About this exercise: Which lines hold the string "Series"? Copy each of them from the material below.

Record extracts START

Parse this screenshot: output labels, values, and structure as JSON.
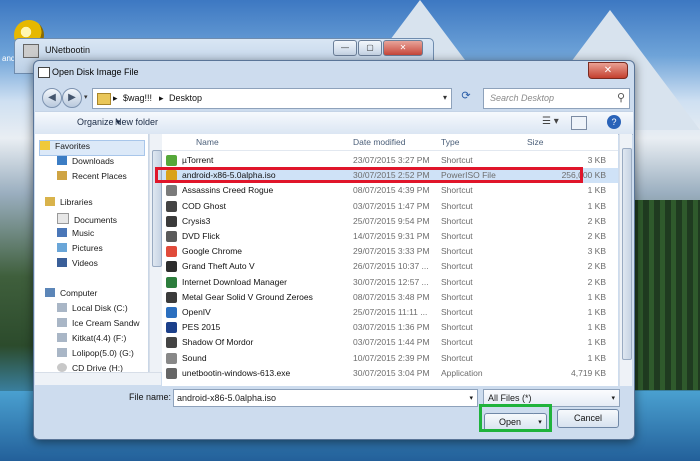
{
  "desktop": {
    "icon_label": "andr"
  },
  "unetbootin": {
    "title": "UNetbootin",
    "min": "—",
    "max": "▢",
    "close": "✕"
  },
  "dialog": {
    "title": "Open Disk Image File",
    "close": "✕",
    "breadcrumb": [
      "$wag!!!",
      "Desktop"
    ],
    "search_placeholder": "Search Desktop",
    "toolbar": {
      "organize": "Organize ▾",
      "new_folder": "New folder"
    },
    "nav": {
      "favorites": "Favorites",
      "downloads": "Downloads",
      "recent_places": "Recent Places",
      "libraries": "Libraries",
      "documents": "Documents",
      "music": "Music",
      "pictures": "Pictures",
      "videos": "Videos",
      "computer": "Computer",
      "local_disk": "Local Disk (C:)",
      "ice_cream": "Ice Cream Sandw",
      "kitkat": "Kitkat(4.4) (F:)",
      "lolipop": "Lolipop(5.0) (G:)",
      "cd_drive": "CD Drive (H:)"
    },
    "columns": {
      "name": "Name",
      "date": "Date modified",
      "type": "Type",
      "size": "Size"
    },
    "files": [
      {
        "name": "µTorrent",
        "date": "23/07/2015 3:27 PM",
        "type": "Shortcut",
        "size": "3 KB",
        "icon_color": "#56a83a"
      },
      {
        "name": "android-x86-5.0alpha.iso",
        "date": "30/07/2015 2:52 PM",
        "type": "PowerISO File",
        "size": "256,000 KB",
        "icon_color": "#d9a21b"
      },
      {
        "name": "Assassins Creed Rogue",
        "date": "08/07/2015 4:39 PM",
        "type": "Shortcut",
        "size": "1 KB",
        "icon_color": "#7a7a7a"
      },
      {
        "name": "COD Ghost",
        "date": "03/07/2015 1:47 PM",
        "type": "Shortcut",
        "size": "1 KB",
        "icon_color": "#444444"
      },
      {
        "name": "Crysis3",
        "date": "25/07/2015 9:54 PM",
        "type": "Shortcut",
        "size": "2 KB",
        "icon_color": "#3a3a3a"
      },
      {
        "name": "DVD Flick",
        "date": "14/07/2015 9:31 PM",
        "type": "Shortcut",
        "size": "2 KB",
        "icon_color": "#5a5a5a"
      },
      {
        "name": "Google Chrome",
        "date": "29/07/2015 3:33 PM",
        "type": "Shortcut",
        "size": "3 KB",
        "icon_color": "#e04a3a"
      },
      {
        "name": "Grand Theft Auto V",
        "date": "26/07/2015 10:37 ...",
        "type": "Shortcut",
        "size": "2 KB",
        "icon_color": "#2d2d2d"
      },
      {
        "name": "Internet Download Manager",
        "date": "30/07/2015 12:57 ...",
        "type": "Shortcut",
        "size": "2 KB",
        "icon_color": "#2c7d3c"
      },
      {
        "name": "Metal Gear Solid V Ground Zeroes",
        "date": "08/07/2015 3:48 PM",
        "type": "Shortcut",
        "size": "1 KB",
        "icon_color": "#3b3b3b"
      },
      {
        "name": "OpenIV",
        "date": "25/07/2015 11:11 ...",
        "type": "Shortcut",
        "size": "1 KB",
        "icon_color": "#2b6fbf"
      },
      {
        "name": "PES 2015",
        "date": "03/07/2015 1:36 PM",
        "type": "Shortcut",
        "size": "1 KB",
        "icon_color": "#1b3f8a"
      },
      {
        "name": "Shadow Of Mordor",
        "date": "03/07/2015 1:44 PM",
        "type": "Shortcut",
        "size": "1 KB",
        "icon_color": "#444444"
      },
      {
        "name": "Sound",
        "date": "10/07/2015 2:39 PM",
        "type": "Shortcut",
        "size": "1 KB",
        "icon_color": "#888888"
      },
      {
        "name": "unetbootin-windows-613.exe",
        "date": "30/07/2015 3:04 PM",
        "type": "Application",
        "size": "4,719 KB",
        "icon_color": "#666666"
      }
    ],
    "file_name_label": "File name:",
    "file_name_value": "android-x86-5.0alpha.iso",
    "file_type": "All Files (*)",
    "open_button": "Open",
    "cancel_button": "Cancel",
    "highlight_color": "#e0152a",
    "focus_color": "#1fb33c"
  }
}
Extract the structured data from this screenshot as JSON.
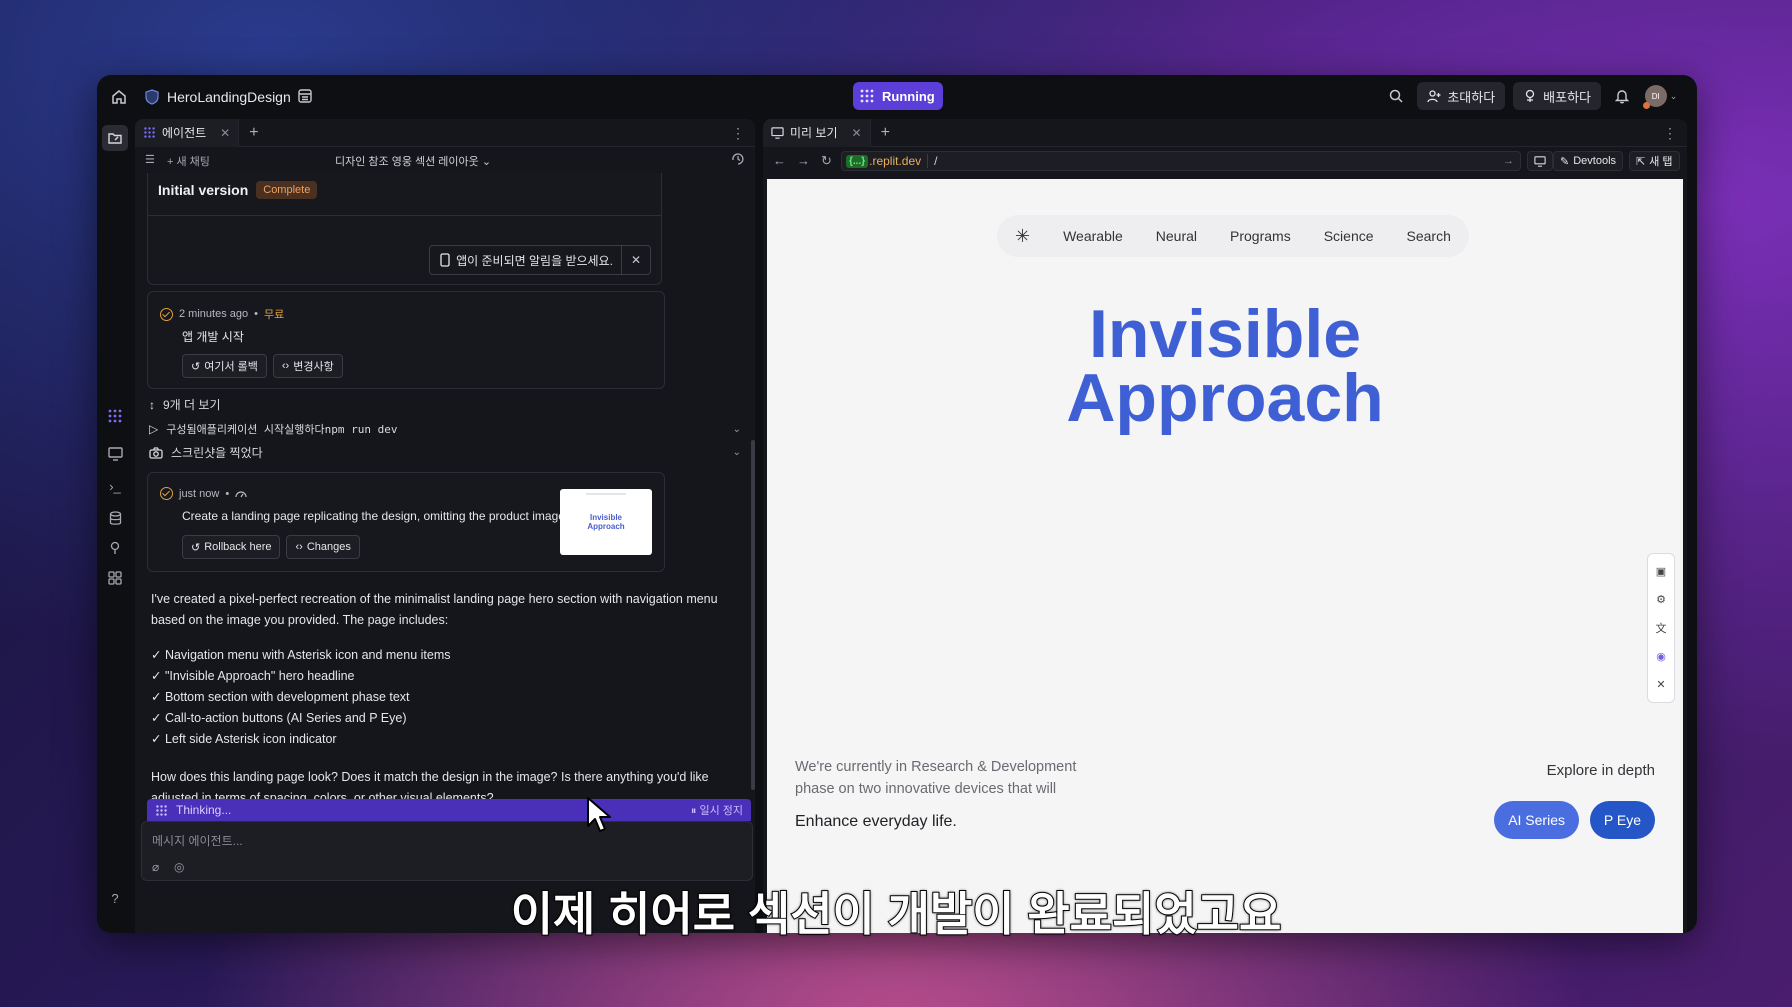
{
  "topbar": {
    "project_name": "HeroLandingDesign",
    "run_label": "Running",
    "invite_label": "초대하다",
    "deploy_label": "배포하다",
    "avatar_initials": "DI"
  },
  "agent_panel": {
    "tab_label": "에이전트",
    "new_chat_label": "+ 새 채팅",
    "chat_title": "디자인 참조 영웅 섹션 레이아웃",
    "initial_version": {
      "title": "Initial version",
      "badge": "Complete",
      "notify_label": "앱이 준비되면 알림을 받으세요."
    },
    "checkpoint_1": {
      "time": "2 minutes ago",
      "cost": "무료",
      "description": "앱 개발 시작",
      "rollback_label": "여기서 롤백",
      "changes_label": "변경사항"
    },
    "show_more_label": "9개 더 보기",
    "action_1": "구성됨애플리케이션 시작실행하다npm run dev",
    "action_2": "스크린샷을 찍었다",
    "checkpoint_2": {
      "time": "just now",
      "description": "Create a landing page replicating the design, omitting the product image",
      "rollback_label": "Rollback here",
      "changes_label": "Changes",
      "thumb_text_1": "Invisible",
      "thumb_text_2": "Approach"
    },
    "message_intro": "I've created a pixel-perfect recreation of the minimalist landing page hero section with navigation menu based on the image you provided. The page includes:",
    "message_items": [
      "✓ Navigation menu with Asterisk icon and menu items",
      "✓ \"Invisible Approach\" hero headline",
      "✓ Bottom section with development phase text",
      "✓ Call-to-action buttons (AI Series and P Eye)",
      "✓ Left side Asterisk icon indicator"
    ],
    "message_question": "How does this landing page look? Does it match the design in the image? Is there anything you'd like adjusted in terms of spacing, colors, or other visual elements?",
    "thinking_label": "Thinking...",
    "pause_label": "⏸ 일시 정지",
    "input_placeholder": "메시지 에이전트..."
  },
  "preview_panel": {
    "tab_label": "미리 보기",
    "url_badge": "{...}",
    "url_host": ".replit.dev",
    "url_path": "/",
    "devtools_label": "Devtools",
    "new_tab_label": "새 탭"
  },
  "site": {
    "nav_items": [
      "Wearable",
      "Neural",
      "Programs",
      "Science",
      "Search"
    ],
    "hero_line_1": "Invisible",
    "hero_line_2": "Approach",
    "desc_line_1": "We're currently in Research & Development",
    "desc_line_2": "phase on two innovative devices that will",
    "strong_line": "Enhance everyday life.",
    "explore_label": "Explore in depth",
    "cta_1": "AI Series",
    "cta_2": "P Eye",
    "colors": {
      "hero": "#3f5fd4",
      "cta_1": "#4a6de0",
      "cta_2": "#2456c8"
    }
  },
  "subtitle": "이제 히어로 섹션이 개발이 완료되었고요"
}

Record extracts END

Written solution:
      "✓ Call-to-action buttons (AI Series and P Eye)",
    "cta_1": "AI Series",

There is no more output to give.